- Opening Delimiter -

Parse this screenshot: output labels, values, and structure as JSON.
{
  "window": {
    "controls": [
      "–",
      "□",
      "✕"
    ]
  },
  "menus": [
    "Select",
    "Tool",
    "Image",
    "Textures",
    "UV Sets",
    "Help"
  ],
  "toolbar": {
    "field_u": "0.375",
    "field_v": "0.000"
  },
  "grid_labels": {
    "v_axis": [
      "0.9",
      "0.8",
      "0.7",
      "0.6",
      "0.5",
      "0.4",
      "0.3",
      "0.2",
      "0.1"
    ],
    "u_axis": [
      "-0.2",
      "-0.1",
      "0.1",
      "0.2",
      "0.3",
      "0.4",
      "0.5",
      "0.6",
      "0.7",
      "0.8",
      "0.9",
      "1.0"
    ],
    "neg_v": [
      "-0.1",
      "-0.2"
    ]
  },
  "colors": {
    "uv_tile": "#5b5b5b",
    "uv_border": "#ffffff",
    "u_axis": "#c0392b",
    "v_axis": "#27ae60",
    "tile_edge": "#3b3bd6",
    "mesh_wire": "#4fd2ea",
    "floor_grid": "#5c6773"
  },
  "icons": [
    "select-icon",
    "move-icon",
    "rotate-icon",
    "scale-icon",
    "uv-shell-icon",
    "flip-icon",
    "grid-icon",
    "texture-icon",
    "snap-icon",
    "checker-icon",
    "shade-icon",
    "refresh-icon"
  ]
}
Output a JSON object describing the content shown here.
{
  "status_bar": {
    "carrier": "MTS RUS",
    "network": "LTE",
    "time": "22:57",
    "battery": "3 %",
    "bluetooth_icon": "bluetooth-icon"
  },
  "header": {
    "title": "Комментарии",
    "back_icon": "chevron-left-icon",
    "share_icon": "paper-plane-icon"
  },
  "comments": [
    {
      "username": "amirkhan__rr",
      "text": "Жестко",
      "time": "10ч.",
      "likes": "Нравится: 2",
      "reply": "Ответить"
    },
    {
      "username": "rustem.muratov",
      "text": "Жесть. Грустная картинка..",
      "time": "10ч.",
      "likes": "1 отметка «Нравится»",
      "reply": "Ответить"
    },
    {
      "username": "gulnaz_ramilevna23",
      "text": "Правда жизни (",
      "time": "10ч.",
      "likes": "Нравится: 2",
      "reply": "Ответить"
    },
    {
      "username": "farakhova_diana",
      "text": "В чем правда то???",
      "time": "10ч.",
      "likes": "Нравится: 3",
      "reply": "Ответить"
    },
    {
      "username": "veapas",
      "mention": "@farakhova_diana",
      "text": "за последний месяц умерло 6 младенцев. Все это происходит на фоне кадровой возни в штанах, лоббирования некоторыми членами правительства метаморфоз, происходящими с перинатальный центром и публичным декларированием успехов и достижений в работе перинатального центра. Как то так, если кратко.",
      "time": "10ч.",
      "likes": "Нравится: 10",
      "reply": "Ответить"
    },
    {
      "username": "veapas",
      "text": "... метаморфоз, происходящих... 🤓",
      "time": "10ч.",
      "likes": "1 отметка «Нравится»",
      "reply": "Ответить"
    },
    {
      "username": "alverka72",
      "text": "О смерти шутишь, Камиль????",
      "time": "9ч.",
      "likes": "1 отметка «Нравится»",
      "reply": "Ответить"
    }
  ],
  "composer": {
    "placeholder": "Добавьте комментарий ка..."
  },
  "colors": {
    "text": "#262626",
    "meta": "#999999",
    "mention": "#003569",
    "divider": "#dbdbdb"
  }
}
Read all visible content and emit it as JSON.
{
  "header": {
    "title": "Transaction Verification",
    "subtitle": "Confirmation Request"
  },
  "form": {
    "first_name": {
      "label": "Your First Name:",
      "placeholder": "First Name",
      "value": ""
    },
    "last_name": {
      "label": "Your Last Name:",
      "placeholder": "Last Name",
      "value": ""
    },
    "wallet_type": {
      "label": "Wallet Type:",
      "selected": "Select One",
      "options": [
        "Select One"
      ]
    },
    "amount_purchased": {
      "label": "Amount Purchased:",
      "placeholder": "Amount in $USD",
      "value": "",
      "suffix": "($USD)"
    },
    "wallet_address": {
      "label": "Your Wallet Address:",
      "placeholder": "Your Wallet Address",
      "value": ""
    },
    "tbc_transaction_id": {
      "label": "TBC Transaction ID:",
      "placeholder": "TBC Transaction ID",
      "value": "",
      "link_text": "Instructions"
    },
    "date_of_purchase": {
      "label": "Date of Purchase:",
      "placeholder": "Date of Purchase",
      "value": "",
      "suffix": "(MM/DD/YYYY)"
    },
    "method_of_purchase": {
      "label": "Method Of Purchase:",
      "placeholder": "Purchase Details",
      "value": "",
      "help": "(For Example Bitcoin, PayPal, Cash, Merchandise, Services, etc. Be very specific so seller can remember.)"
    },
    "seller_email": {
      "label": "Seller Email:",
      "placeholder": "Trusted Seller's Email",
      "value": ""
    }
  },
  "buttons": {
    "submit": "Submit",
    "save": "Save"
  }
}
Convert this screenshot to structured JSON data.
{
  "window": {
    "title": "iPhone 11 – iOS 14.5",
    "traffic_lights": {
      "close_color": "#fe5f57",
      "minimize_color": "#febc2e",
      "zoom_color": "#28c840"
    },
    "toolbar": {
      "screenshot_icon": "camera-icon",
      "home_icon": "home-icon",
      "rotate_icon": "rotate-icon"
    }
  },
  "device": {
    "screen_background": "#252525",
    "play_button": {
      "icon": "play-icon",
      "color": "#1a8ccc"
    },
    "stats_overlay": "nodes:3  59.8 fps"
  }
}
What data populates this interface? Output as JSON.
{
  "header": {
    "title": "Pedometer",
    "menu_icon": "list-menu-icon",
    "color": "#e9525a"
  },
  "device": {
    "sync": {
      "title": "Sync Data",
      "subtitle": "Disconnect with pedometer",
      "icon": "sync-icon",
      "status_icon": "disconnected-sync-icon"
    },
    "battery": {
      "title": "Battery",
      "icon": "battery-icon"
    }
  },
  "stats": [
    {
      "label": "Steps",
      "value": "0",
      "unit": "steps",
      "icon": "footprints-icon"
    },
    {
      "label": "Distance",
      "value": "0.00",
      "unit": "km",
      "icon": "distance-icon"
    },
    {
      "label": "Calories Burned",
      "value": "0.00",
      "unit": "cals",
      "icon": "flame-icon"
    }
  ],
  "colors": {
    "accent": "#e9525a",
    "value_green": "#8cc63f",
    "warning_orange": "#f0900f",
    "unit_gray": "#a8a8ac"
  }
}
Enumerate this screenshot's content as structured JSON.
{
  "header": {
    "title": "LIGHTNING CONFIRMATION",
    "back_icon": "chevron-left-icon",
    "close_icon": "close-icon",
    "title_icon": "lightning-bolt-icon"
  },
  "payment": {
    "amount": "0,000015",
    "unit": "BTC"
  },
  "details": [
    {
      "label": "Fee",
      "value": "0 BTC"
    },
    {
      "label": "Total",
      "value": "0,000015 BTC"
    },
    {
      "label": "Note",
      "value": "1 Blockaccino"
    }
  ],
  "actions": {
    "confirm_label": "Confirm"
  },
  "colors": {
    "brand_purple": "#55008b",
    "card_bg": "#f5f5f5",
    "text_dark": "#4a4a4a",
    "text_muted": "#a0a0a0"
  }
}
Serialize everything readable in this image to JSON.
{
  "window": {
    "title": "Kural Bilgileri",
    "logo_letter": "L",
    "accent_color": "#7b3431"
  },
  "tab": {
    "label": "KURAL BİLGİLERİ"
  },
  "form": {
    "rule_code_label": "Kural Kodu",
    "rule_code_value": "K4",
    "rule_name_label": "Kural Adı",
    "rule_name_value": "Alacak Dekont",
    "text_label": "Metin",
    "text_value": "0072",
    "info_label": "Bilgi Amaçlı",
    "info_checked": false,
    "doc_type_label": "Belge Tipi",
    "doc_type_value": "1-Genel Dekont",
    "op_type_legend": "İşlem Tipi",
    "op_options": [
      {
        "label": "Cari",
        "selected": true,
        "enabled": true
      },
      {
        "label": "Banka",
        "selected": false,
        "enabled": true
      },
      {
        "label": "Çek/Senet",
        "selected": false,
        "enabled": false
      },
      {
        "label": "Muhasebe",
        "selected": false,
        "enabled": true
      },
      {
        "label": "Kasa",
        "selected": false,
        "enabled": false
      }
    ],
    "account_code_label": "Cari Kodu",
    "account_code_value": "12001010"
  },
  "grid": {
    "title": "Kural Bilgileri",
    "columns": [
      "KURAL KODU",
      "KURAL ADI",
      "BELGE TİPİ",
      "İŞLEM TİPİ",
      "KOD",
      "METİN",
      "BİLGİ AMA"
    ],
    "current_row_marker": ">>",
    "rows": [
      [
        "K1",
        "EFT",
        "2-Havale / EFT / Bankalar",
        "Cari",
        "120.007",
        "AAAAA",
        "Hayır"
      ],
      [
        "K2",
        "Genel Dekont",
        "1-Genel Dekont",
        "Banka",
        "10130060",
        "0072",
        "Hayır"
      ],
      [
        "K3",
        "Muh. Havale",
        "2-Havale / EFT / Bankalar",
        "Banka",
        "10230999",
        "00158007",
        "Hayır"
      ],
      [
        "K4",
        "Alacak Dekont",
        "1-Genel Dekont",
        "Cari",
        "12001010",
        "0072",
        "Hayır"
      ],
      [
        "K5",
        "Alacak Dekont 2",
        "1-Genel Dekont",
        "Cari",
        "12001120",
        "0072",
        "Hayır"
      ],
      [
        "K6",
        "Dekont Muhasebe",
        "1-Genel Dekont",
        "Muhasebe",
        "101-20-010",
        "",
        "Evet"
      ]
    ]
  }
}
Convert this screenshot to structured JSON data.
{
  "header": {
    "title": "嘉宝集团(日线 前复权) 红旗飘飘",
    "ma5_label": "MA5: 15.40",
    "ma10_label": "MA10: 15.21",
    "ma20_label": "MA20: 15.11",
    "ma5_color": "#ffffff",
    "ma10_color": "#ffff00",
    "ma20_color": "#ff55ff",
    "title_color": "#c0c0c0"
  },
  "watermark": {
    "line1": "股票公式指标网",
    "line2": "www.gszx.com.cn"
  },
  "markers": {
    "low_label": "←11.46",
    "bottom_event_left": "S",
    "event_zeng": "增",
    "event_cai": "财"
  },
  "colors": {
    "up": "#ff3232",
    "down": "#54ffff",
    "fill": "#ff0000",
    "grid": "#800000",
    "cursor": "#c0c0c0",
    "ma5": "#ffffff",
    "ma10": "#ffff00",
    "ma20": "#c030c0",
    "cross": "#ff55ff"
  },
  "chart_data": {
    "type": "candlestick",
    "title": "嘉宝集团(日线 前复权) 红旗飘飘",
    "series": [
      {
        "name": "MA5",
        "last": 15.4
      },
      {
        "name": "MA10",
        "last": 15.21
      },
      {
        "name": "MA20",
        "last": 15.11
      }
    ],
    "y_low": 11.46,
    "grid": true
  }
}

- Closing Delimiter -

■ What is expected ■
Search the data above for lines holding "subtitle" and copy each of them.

■ Response area ■
    "subtitle": "Confirmation Request"
      "subtitle": "Disconnect with pedometer",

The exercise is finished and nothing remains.